In conclusion, considering the above explanation, instead of condemning and omitting the ornament itself, a link should be established between the functions of the ornaments and the cultural context of each time period and geographical location. Therefore, the main concern is not to approve or disapprove that ornament is or is not a crime, or if it should be disappeared or no - on the grounds of Loos's ideas that it is old, feminine, degenerate and harmful to the modern civilization and art. We should rather see if the ornament's function matches the economical and cultural conditions of a certain period of time and a certain location or not. Moreover, Loos's undermining opinion about ornaments could be interpreted as a sexually biased and racial discriminative approach, ignoring the extensive role of women throughout the history in the creation of ornaments bearing different functional applications and overlooking the role of primitive natives in the preservation of spiritual and natural values of the world where we live in. And finally, ornaments could be destructive and harmful when they are ignored and not used in harmony with a certain cultural context, same as Jung's idea which emphasizes that the unconscious desires and wishes could be detrimental when they are suppressed and ignored.
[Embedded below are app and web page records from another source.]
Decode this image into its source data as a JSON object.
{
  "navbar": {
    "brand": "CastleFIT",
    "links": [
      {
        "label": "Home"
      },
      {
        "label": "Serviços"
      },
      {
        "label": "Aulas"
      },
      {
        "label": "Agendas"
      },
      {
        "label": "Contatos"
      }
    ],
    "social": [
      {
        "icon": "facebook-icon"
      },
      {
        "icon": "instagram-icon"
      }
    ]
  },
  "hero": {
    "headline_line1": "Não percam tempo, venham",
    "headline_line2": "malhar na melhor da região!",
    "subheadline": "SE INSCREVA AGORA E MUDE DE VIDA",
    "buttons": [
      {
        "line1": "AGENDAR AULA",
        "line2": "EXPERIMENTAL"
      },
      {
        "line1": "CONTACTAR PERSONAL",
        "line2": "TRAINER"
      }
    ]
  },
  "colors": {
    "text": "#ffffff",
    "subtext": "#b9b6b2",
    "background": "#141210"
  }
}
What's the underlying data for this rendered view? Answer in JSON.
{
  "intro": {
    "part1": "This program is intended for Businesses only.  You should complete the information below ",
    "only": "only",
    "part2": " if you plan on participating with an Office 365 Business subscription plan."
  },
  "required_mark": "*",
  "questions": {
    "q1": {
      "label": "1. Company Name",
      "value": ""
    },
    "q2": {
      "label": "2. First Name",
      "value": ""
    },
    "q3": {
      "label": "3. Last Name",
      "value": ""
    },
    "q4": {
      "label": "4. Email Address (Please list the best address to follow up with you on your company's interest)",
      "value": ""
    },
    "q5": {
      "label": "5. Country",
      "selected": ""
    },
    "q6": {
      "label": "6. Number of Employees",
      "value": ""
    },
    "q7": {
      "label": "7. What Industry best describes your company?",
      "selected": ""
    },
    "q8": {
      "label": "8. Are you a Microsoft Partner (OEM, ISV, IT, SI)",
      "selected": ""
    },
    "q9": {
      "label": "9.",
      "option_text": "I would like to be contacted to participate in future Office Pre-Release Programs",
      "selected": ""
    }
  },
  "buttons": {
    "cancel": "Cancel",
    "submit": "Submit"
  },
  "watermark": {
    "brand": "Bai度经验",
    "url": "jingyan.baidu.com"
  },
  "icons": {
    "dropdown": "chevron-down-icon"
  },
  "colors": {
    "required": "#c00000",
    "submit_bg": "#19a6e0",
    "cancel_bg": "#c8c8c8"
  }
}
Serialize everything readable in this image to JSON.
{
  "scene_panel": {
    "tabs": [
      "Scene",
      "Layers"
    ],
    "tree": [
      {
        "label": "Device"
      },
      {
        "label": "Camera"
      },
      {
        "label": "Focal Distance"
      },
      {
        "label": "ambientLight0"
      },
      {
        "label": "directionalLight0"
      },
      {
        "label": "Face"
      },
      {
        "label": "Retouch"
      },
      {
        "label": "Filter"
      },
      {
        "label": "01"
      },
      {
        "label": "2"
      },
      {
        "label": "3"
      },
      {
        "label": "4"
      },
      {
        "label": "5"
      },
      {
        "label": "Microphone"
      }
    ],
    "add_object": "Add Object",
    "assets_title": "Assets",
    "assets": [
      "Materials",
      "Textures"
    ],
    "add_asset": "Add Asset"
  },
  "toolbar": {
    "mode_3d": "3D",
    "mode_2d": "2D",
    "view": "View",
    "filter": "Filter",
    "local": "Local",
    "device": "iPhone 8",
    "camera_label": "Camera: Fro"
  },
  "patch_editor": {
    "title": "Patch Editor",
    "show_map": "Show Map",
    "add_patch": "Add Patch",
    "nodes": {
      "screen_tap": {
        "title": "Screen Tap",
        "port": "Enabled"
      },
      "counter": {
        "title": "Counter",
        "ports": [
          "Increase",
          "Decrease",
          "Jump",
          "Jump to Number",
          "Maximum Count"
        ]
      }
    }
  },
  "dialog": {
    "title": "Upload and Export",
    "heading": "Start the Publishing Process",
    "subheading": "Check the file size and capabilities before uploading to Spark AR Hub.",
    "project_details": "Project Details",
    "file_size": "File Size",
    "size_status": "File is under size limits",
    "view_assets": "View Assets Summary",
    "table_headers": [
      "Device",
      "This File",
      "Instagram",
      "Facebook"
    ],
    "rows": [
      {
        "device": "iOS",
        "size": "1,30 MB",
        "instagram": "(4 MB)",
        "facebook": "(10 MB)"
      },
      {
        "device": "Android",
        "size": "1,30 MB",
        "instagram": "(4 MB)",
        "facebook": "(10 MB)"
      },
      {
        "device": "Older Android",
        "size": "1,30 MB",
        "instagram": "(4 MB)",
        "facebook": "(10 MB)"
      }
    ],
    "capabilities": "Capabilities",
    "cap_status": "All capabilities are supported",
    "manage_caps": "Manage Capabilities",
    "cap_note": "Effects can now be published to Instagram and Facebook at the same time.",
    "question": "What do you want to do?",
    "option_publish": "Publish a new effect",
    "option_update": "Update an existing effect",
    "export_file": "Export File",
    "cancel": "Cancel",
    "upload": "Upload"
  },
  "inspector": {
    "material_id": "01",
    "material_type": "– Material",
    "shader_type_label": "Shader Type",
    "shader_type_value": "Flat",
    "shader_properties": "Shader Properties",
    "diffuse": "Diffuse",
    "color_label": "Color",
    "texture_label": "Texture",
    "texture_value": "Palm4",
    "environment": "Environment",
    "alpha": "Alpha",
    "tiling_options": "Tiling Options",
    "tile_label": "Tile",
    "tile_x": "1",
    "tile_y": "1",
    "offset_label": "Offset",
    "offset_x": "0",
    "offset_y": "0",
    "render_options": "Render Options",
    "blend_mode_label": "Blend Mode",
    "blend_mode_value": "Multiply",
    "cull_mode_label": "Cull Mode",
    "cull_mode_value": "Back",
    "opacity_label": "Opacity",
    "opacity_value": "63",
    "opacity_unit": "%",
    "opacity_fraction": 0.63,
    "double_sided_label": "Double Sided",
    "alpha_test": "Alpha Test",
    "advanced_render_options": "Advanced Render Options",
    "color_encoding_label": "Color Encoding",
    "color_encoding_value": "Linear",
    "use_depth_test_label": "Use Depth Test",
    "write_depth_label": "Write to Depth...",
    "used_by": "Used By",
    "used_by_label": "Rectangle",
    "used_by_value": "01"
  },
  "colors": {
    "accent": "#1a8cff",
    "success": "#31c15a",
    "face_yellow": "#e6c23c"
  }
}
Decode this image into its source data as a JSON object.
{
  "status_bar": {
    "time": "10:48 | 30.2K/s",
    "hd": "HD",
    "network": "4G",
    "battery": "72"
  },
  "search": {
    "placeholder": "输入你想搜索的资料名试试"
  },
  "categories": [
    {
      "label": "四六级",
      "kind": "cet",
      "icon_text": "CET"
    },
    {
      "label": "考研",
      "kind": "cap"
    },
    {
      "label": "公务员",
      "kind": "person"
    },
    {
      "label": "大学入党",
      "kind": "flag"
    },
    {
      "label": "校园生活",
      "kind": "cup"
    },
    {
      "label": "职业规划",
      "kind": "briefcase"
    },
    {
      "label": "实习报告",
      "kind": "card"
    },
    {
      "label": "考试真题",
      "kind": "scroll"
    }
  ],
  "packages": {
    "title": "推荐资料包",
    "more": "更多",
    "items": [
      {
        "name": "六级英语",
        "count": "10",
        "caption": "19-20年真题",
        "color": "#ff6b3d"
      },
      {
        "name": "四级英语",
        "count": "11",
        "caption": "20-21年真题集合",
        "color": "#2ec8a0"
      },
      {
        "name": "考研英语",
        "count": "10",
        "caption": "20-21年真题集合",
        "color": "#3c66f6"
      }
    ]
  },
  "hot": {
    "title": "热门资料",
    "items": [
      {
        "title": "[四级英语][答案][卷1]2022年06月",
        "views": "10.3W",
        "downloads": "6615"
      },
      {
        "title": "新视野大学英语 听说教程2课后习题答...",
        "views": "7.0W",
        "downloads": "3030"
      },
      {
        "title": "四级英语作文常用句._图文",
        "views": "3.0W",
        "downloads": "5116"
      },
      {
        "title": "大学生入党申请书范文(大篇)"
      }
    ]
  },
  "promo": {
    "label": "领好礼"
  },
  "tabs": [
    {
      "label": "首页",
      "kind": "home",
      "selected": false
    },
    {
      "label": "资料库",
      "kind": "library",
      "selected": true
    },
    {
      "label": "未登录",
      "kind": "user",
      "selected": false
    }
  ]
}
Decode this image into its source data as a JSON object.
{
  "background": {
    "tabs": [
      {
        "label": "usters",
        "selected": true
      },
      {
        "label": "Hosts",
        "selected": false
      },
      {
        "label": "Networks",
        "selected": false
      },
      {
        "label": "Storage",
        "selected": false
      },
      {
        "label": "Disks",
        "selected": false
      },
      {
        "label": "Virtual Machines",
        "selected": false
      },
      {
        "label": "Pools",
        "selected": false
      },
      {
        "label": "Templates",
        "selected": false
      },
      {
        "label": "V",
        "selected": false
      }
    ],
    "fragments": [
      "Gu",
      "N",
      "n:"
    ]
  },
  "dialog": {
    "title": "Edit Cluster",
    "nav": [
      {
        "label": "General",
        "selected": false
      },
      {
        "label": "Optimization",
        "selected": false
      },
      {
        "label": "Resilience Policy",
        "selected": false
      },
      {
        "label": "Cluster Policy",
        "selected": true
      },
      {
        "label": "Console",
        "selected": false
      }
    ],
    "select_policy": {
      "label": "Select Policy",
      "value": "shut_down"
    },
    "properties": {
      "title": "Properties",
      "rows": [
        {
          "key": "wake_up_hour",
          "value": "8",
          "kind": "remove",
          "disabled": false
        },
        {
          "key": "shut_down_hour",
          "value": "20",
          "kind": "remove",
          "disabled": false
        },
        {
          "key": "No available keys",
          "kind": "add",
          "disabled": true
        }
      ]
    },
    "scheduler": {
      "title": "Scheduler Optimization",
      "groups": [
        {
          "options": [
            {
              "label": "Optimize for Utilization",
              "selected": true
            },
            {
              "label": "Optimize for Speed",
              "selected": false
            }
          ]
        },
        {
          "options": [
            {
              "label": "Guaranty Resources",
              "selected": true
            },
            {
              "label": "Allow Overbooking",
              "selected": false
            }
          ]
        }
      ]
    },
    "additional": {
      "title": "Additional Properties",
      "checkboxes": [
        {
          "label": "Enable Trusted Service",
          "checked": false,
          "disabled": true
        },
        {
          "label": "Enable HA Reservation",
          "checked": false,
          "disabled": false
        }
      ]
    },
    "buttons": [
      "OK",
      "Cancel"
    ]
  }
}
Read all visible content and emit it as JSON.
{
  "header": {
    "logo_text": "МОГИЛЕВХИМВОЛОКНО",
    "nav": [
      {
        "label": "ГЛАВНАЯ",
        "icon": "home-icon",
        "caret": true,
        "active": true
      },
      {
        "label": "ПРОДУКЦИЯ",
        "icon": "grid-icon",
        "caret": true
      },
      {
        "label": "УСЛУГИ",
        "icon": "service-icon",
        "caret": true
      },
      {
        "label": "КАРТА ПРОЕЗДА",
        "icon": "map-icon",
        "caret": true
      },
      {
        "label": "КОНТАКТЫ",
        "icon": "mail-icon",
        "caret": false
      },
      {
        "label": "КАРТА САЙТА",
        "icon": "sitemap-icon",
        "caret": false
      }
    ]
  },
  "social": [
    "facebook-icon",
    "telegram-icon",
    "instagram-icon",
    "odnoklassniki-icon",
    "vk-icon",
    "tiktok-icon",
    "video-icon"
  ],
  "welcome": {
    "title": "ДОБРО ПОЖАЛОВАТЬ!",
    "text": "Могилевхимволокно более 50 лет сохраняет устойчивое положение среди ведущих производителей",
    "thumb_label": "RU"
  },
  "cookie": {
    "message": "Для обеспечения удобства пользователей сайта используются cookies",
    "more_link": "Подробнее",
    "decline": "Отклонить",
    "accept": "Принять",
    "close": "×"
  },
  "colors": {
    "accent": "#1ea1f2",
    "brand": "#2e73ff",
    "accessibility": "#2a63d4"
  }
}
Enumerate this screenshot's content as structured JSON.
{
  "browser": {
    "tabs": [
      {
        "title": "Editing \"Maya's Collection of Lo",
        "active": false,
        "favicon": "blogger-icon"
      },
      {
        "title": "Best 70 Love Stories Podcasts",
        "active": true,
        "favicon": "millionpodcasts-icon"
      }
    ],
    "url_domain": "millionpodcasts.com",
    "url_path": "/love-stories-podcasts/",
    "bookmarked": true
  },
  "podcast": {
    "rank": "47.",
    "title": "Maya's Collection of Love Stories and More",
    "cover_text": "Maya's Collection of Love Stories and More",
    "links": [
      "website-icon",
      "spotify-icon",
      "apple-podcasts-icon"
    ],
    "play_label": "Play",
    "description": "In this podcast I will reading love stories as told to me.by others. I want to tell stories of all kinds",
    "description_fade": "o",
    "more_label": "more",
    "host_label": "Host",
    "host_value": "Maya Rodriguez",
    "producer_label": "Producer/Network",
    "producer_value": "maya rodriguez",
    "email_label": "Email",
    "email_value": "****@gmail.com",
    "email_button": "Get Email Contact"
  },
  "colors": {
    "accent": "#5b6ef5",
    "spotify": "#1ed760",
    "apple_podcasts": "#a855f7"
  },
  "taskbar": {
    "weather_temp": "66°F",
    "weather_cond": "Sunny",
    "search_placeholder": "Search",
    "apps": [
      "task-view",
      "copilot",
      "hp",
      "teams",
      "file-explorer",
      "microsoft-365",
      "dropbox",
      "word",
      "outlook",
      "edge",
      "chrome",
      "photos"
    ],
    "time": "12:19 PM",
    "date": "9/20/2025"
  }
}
Mitchell, Michael, tr. Adolf Loos, Ornament and Crime, Selected Essays, California: Adriane Press, 1998.
McBride, Patrizia C. "In Praise of the Present": Adolf Loos on Style and Fashion". US: The John Hopkins University Press, 2004